■ **TASK OBJECTIVE**
Would you reproduce each of the records below precisely, with the pictures left out?

Element data from apps and pages
__________________________________________________
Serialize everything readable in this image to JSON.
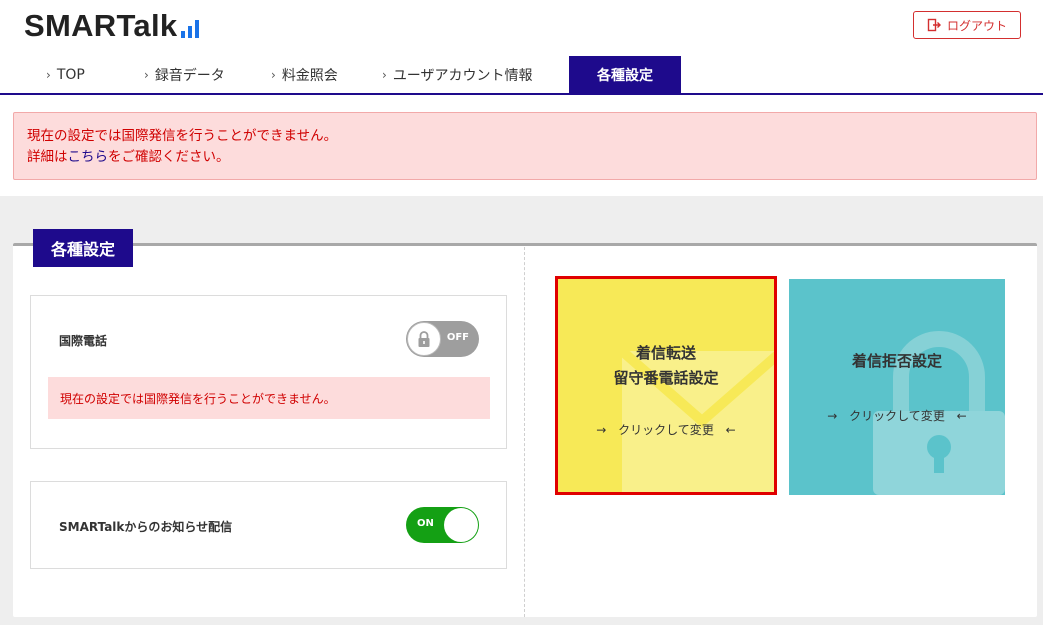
{
  "header": {
    "logo_text": "SMARTalk",
    "logout_label": "ログアウト"
  },
  "nav": {
    "items": [
      {
        "label": "TOP"
      },
      {
        "label": "録音データ"
      },
      {
        "label": "料金照会"
      },
      {
        "label": "ユーザアカウント情報"
      },
      {
        "label": "各種設定",
        "active": true
      }
    ]
  },
  "alert": {
    "line1": "現在の設定では国際発信を行うことができません。",
    "line2_prefix": "詳細は",
    "line2_link": "こちら",
    "line2_suffix": "をご確認ください。"
  },
  "panel": {
    "title": "各種設定",
    "international": {
      "label": "国際電話",
      "toggle_state": "OFF",
      "warning": "現在の設定では国際発信を行うことができません。"
    },
    "newsletter": {
      "label": "SMARTalkからのお知らせ配信",
      "toggle_state": "ON"
    },
    "tiles": {
      "forward": {
        "title_line1": "着信転送",
        "title_line2": "留守番電話設定",
        "action": "クリックして変更"
      },
      "reject": {
        "title": "着信拒否設定",
        "action": "クリックして変更"
      }
    }
  },
  "colors": {
    "brand_navy": "#1e0a8c",
    "alert_red": "#d00000",
    "alert_bg": "#fddcdc",
    "toggle_on": "#14a014",
    "tile_yellow": "#f7e957",
    "tile_teal": "#5bc3cb",
    "highlight_border": "#e00000"
  },
  "icons": {
    "logout": "logout-icon",
    "lock": "lock-icon",
    "envelope": "envelope-icon",
    "chevron": "chevron-right-icon",
    "arrow_right": "arrow-right-icon",
    "arrow_left": "arrow-left-icon",
    "signal_bars": "signal-bars-icon"
  }
}
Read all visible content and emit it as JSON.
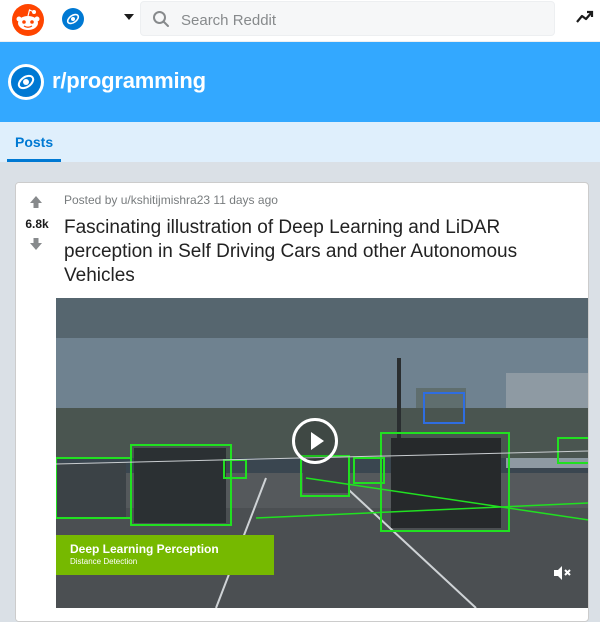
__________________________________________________
■ **RESPONSE TO THE TASK**
Serialize everything readable in this image to JSON.
{
  "header": {
    "logo_text": "SMARTalk",
    "logout_label": "ログアウト"
  },
  "nav": {
    "items": [
      {
        "label": "TOP"
      },
      {
        "label": "録音データ"
      },
      {
        "label": "料金照会"
      },
      {
        "label": "ユーザアカウント情報"
      },
      {
        "label": "各種設定",
        "active": true
      }
    ]
  },
  "alert": {
    "line1": "現在の設定では国際発信を行うことができません。",
    "line2_prefix": "詳細は",
    "line2_link": "こちら",
    "line2_suffix": "をご確認ください。"
  },
  "panel": {
    "title": "各種設定",
    "international": {
      "label": "国際電話",
      "toggle_state": "OFF",
      "warning": "現在の設定では国際発信を行うことができません。"
    },
    "newsletter": {
      "label": "SMARTalkからのお知らせ配信",
      "toggle_state": "ON"
    },
    "tiles": {
      "forward": {
        "title_line1": "着信転送",
        "title_line2": "留守番電話設定",
        "action": "クリックして変更"
      },
      "reject": {
        "title": "着信拒否設定",
        "action": "クリックして変更"
      }
    }
  },
  "colors": {
    "brand_navy": "#1e0a8c",
    "alert_red": "#d00000",
    "alert_bg": "#fddcdc",
    "toggle_on": "#14a014",
    "tile_yellow": "#f7e957",
    "tile_teal": "#5bc3cb",
    "highlight_border": "#e00000"
  },
  "icons": {
    "logout": "logout-icon",
    "lock": "lock-icon",
    "envelope": "envelope-icon",
    "chevron": "chevron-right-icon",
    "arrow_right": "arrow-right-icon",
    "arrow_left": "arrow-left-icon",
    "signal_bars": "signal-bars-icon"
  }
}
Read all visible content and emit it as JSON.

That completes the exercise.